**ABOUT THIS TASK**
For the entries that follow, count the lines containing the string "avatar" and write only the number.
Start of Block
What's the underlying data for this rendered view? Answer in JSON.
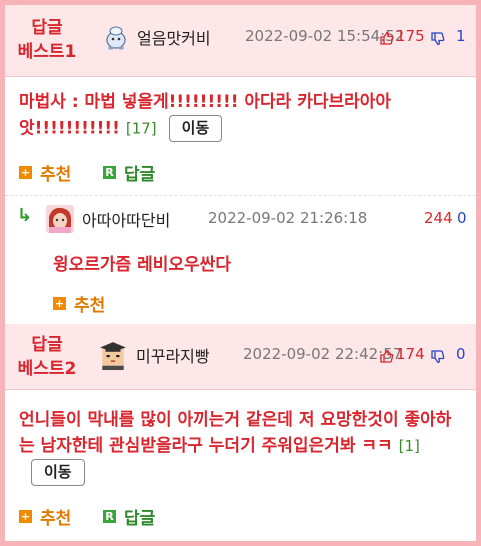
{
  "best1": {
    "label_line1": "답글",
    "label_line2": "베스트1",
    "nickname": "얼음맛커비",
    "date": "2022-09-02 15:54:52",
    "up_count": "175",
    "down_count": "1",
    "content": "마법사 : 마법 넣을게!!!!!!!!! 아다라 카다브라아아앗!!!!!!!!!!!",
    "reply_count": "[17]",
    "move_button": "이동",
    "recommend_label": "추천",
    "reply_label": "답글"
  },
  "reply1": {
    "nickname": "아따아따단비",
    "date": "2022-09-02 21:26:18",
    "up_count": "244",
    "down_count": "0",
    "content": "윙오르가즘 레비오우싼다",
    "recommend_label": "추천"
  },
  "best2": {
    "label_line1": "답글",
    "label_line2": "베스트2",
    "nickname": "미꾸라지빵",
    "date": "2022-09-02 22:42:57",
    "up_count": "174",
    "down_count": "0",
    "content": "언니들이 막내를 많이 아끼는거 같은데 저 요망한것이 좋아하는 남자한테 관심받을라구 누더기 주워입은거봐 ㅋㅋ",
    "reply_count": "[1]",
    "move_button": "이동",
    "recommend_label": "추천",
    "reply_label": "답글"
  },
  "colors": {
    "accent_red": "#d9262e",
    "header_pink": "#fde7e8",
    "border_pink": "#f6b4b8",
    "recommend_orange": "#e07b00",
    "reply_green": "#2c8a2c",
    "down_blue": "#2a43c9"
  },
  "icons": [
    "avatar-kirby",
    "avatar-girl",
    "avatar-graduate",
    "thumbs-up-icon",
    "thumbs-down-icon",
    "plus-icon",
    "reply-r-icon",
    "reply-arrow-icon"
  ]
}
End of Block
**WRITTEN ANSWER**
3